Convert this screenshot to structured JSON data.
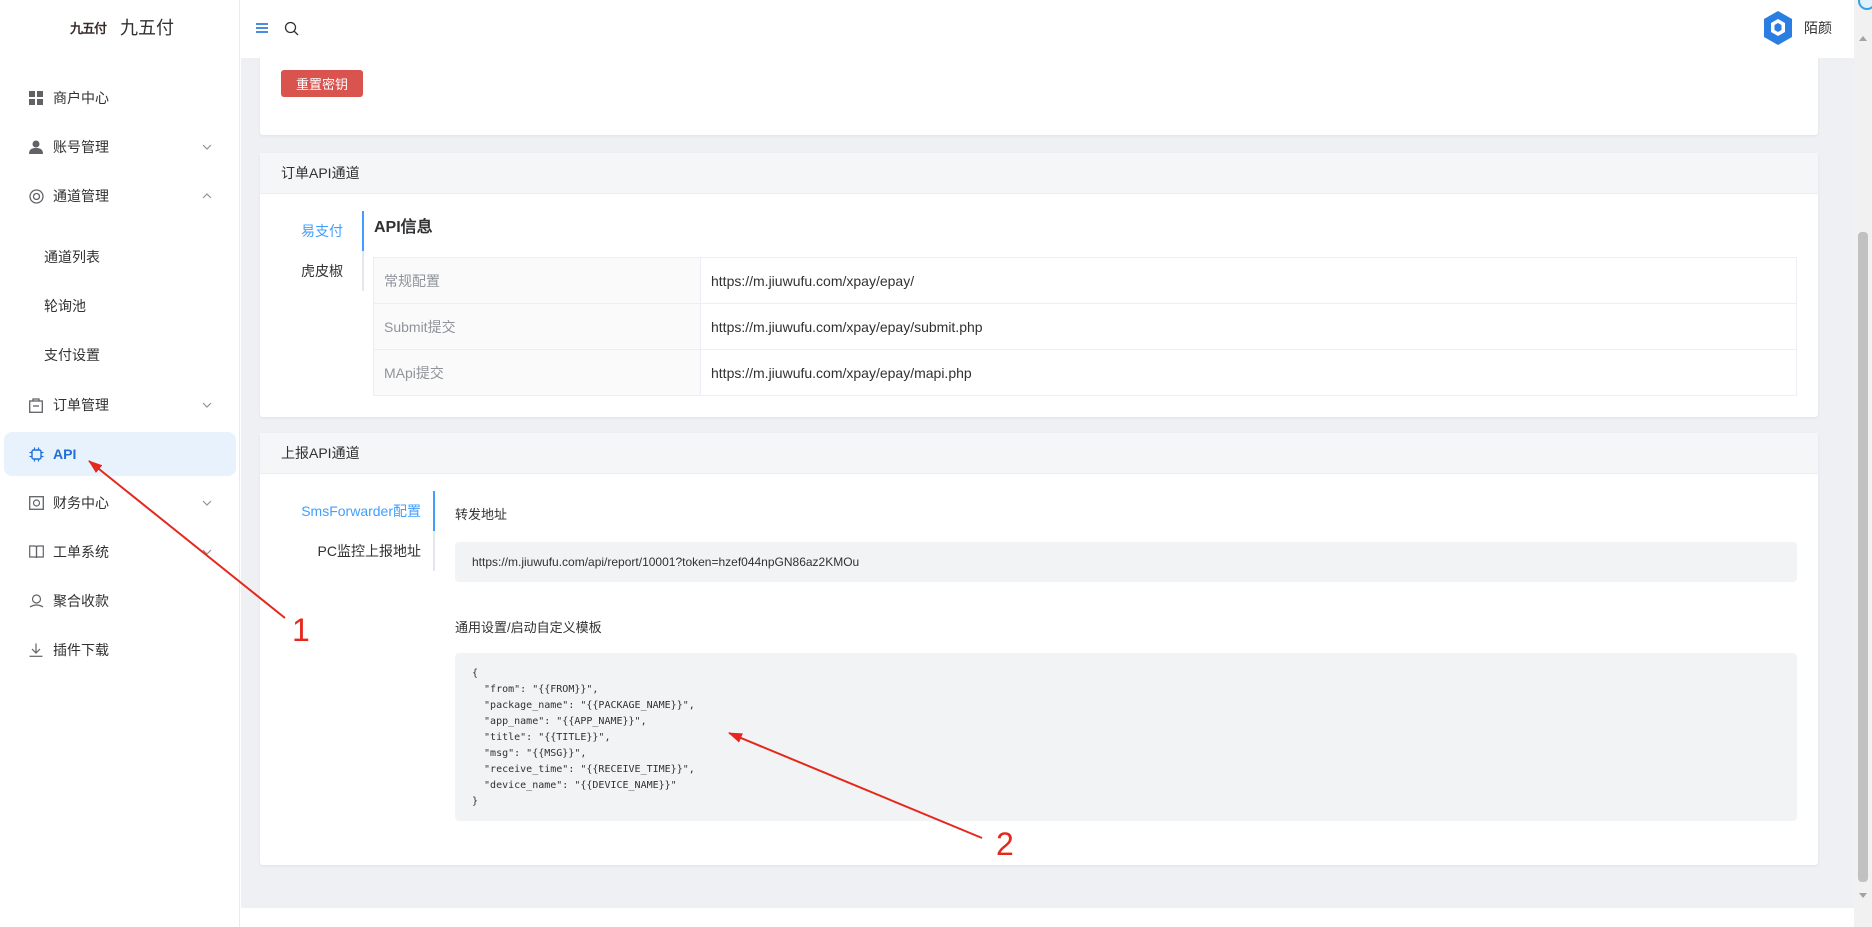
{
  "app": {
    "logo_mark": "九五付",
    "name": "九五付"
  },
  "topbar": {
    "user_name": "陌颜"
  },
  "sidebar": {
    "items": [
      {
        "label": "商户中心",
        "icon": "dashboard-icon"
      },
      {
        "label": "账号管理",
        "icon": "user-icon",
        "chevron": "down"
      },
      {
        "label": "通道管理",
        "icon": "channel-icon",
        "chevron": "up"
      },
      {
        "label": "通道列表",
        "sub": true
      },
      {
        "label": "轮询池",
        "sub": true
      },
      {
        "label": "支付设置",
        "sub": true
      },
      {
        "label": "订单管理",
        "icon": "order-icon",
        "chevron": "down"
      },
      {
        "label": "API",
        "icon": "chip-icon",
        "active": true
      },
      {
        "label": "财务中心",
        "icon": "finance-icon",
        "chevron": "down"
      },
      {
        "label": "工单系统",
        "icon": "book-icon",
        "chevron": "down"
      },
      {
        "label": "聚合收款",
        "icon": "collect-icon"
      },
      {
        "label": "插件下载",
        "icon": "download-icon"
      }
    ]
  },
  "key_card": {
    "reset_button": "重置密钥"
  },
  "order_api": {
    "header": "订单API通道",
    "tabs": [
      "易支付",
      "虎皮椒"
    ],
    "active_tab": 0,
    "info_title": "API信息",
    "rows": [
      {
        "key": "常规配置",
        "value": "https://m.jiuwufu.com/xpay/epay/"
      },
      {
        "key": "Submit提交",
        "value": "https://m.jiuwufu.com/xpay/epay/submit.php"
      },
      {
        "key": "MApi提交",
        "value": "https://m.jiuwufu.com/xpay/epay/mapi.php"
      }
    ]
  },
  "report_api": {
    "header": "上报API通道",
    "tabs": [
      "SmsForwarder配置",
      "PC监控上报地址"
    ],
    "active_tab": 0,
    "forward_label": "转发地址",
    "forward_url": "https://m.jiuwufu.com/api/report/10001?token=hzef044npGN86az2KMOu",
    "template_label": "通用设置/启动自定义模板",
    "template": "{\n  \"from\": \"{{FROM}}\",\n  \"package_name\": \"{{PACKAGE_NAME}}\",\n  \"app_name\": \"{{APP_NAME}}\",\n  \"title\": \"{{TITLE}}\",\n  \"msg\": \"{{MSG}}\",\n  \"receive_time\": \"{{RECEIVE_TIME}}\",\n  \"device_name\": \"{{DEVICE_NAME}}\"\n}"
  },
  "annotations": [
    {
      "number": "1"
    },
    {
      "number": "2"
    }
  ],
  "colors": {
    "accent": "#409eff",
    "active_nav_bg": "#e8f2fd",
    "danger": "#d9534f",
    "annotation": "#e5271c"
  }
}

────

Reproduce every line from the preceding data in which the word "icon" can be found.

        "icon": "dashboard-icon"
        "icon": "user-icon",
        "icon": "channel-icon",
        "icon": "order-icon",
        "icon": "chip-icon",
        "icon": "finance-icon",
        "icon": "book-icon",
        "icon": "collect-icon"
        "icon": "download-icon"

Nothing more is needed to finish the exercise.